In brief: Douglas is a man trying to hold his wife and son close to him as they both begin to drift. Will a family holiday heal the fracture?
The good: It’s David Nicholls.
The not-so-good: I didn’t find Douglas a particularly likeable character.
Pages: 392 (ARC)
Publisher: Hodder & Stoughton (Hachette)
Setting: England and Europe
My rating: 8 out of 10
Like millions of other people, I have read David Nicholls’ previous novel, One Day and thoroughly enjoyed it. So much so, that I read all his other books (Starter for Ten was particularly funny, in that awkward teenage university sense). Naturally, I was really looking forward to Us and practically squealed in enjoyment when it arrived on my doorstep. While I liked and enjoyed Us, it wasn’t a love crossing the stratosphere for me like One Day was. I think this is my fault, because I’m not old enough to have a son and twenty-year marriage and so couldn’t relate to all the nuances of the change of love as we age, the annoying/loving features of teenage boys and the pain of realising a life investment in one person may not work out that way. Still, Us is a wry, clever exploration of family dynamics that was an interesting read.
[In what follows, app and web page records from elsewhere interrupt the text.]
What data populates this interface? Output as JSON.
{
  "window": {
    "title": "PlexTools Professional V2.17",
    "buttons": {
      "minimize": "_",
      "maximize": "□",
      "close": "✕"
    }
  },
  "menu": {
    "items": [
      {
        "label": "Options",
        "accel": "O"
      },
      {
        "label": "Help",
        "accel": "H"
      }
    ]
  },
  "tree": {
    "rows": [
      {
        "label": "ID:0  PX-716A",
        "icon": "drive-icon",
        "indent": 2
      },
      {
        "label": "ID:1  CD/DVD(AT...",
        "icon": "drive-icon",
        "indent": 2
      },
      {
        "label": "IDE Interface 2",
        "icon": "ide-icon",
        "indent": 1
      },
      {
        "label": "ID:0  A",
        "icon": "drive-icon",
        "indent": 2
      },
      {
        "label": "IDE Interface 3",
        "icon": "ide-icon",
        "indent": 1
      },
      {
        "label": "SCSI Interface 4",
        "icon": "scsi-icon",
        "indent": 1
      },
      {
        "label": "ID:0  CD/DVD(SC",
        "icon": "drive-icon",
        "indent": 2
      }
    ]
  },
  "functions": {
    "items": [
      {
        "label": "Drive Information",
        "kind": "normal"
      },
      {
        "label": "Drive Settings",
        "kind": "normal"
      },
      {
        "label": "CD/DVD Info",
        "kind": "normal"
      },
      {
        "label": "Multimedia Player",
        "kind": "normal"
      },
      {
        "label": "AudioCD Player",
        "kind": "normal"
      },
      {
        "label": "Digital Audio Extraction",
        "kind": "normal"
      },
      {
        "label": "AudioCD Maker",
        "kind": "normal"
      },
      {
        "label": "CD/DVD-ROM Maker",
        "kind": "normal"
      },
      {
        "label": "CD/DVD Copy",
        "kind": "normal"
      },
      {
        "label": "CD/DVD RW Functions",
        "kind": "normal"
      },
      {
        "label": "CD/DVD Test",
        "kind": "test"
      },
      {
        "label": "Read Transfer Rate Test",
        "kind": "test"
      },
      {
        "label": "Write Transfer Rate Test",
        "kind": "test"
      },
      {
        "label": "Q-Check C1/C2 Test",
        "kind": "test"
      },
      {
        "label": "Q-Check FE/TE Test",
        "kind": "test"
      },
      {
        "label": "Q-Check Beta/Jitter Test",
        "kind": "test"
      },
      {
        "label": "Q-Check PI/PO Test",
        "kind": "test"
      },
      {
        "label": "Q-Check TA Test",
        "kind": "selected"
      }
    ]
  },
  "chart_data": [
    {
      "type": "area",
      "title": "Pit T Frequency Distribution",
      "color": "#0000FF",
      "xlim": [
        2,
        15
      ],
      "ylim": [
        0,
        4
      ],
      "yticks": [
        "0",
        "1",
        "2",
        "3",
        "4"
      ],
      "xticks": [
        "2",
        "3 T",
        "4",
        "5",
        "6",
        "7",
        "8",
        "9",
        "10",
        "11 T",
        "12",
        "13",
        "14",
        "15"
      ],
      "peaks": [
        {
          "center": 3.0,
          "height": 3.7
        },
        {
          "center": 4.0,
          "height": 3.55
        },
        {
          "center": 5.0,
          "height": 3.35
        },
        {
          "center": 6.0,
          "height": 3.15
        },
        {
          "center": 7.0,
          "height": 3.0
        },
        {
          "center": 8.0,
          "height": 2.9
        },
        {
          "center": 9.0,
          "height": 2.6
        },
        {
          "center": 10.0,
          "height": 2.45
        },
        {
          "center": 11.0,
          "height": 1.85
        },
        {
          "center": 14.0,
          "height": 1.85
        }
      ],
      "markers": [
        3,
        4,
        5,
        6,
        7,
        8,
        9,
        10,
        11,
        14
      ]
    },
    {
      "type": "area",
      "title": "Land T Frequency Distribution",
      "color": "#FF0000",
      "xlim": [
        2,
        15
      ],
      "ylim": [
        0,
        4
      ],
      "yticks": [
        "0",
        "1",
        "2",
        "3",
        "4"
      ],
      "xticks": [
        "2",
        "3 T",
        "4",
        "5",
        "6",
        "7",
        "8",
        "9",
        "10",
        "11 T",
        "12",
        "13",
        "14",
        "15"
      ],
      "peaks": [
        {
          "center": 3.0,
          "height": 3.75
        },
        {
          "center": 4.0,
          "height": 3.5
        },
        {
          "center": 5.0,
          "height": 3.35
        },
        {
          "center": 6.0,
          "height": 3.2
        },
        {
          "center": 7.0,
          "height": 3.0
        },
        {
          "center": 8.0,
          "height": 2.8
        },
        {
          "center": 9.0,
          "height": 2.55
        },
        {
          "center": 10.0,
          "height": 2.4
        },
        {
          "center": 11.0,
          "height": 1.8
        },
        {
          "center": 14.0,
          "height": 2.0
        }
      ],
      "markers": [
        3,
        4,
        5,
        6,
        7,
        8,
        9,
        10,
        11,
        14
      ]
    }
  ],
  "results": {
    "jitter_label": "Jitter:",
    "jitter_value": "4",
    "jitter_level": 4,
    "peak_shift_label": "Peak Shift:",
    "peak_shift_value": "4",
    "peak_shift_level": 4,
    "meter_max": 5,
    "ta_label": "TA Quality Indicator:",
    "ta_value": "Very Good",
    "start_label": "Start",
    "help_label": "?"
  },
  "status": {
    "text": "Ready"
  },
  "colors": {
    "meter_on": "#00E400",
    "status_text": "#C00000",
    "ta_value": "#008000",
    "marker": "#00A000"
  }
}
Us is told from the first person point of view of Douglas Petersen. He’s a man who went straight through university to a PhD, then started living the social life he’d missed out on when he met Connie. Connie is an artist, worlds away from Douglas’s life as a biochemist. Douglas (never Doug) is into fruit fly mutations; Connie isn’t adverse to the odd pill and shares a studio with other struggling artists. Somehow, they fascinate each other, fall in love and marry. Fast forward to the present, Douglas is organising a trip across Europe for Connie and son Albie before Albie goes to college (Douglas is aghast that he wants to be a photographer, no science for Albie). It’s based on a Grand Tour of old and Douglas has painstakingly organised not only flights and accommodation, but a near hour-by-hour itinerary. So when Connie drops a bombshell that she might not love Douglas anymore and Albie takes flight with an older woman, the tour is in jeopardy. Can Douglas redeem himself with Connie by finding Albie somewhere in Europe or is us about to become three individuals?
I tried hard to like Douglas, I really did. His science is perfect and he tries hard to understand his family’s choices that seem baffling. But he’s just plain awkward. He is the King of Dad Jokes and King of the Faux Pas. This was funny at first and then became a little grating. Not all scientists are like this in real life, but I would have opened that Douglas would have had a better understanding of some of the world in his fifties. While his intentions are admirable, his execution of them can be cringeworthy. Plus, it took some time to see growth of his character in the story.
Connie was set up as Douglas’s opposite – she’s free, rule breaking and pretty much took Albie’s side in every petty argument he had with his father. I don’t know if Connie did this deliberately to wind Douglas up or she was trying to emphasise the point to him that they were no longer compatible partners. She seemed insipid at times, not caring what Douglas did and clingy at others (repeated frantic texts). Albie – well, he fit the stereotype too, this time of bored, rebellious teenager and object of argument. The poor kid didn’t get much of a role beyond being Douglas’s adversary until his hero moment late in the book. This part I thought had all the hallmarks of Nicholls’ work – funny, sad, crazy but hopeful. The other part I loved were the titles of each chapter and how they linked together the present and the tale of Douglas and Connie’s relationship. The story is very well crafted and the plot moves along beautifully, but I think my failure to connect with the characters made this less of an experience for me. If I was able to relate to the situations, I think I would have loved Us.